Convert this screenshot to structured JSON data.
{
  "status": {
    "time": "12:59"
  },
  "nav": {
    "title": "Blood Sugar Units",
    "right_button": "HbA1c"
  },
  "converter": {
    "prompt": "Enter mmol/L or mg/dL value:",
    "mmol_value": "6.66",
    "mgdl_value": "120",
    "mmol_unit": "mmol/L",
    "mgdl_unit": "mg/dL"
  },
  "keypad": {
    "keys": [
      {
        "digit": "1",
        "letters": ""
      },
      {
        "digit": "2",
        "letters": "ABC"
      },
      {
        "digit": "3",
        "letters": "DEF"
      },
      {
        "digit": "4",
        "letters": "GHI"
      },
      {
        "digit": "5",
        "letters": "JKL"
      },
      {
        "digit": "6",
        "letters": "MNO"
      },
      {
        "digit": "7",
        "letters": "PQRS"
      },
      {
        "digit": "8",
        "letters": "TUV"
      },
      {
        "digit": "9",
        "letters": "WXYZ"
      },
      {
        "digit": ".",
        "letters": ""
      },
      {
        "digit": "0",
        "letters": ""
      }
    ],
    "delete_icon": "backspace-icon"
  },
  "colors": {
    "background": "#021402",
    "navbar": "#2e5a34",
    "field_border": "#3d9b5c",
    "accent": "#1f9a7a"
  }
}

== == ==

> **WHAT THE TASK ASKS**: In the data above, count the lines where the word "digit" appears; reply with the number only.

> **TASK OUTPUT**: 11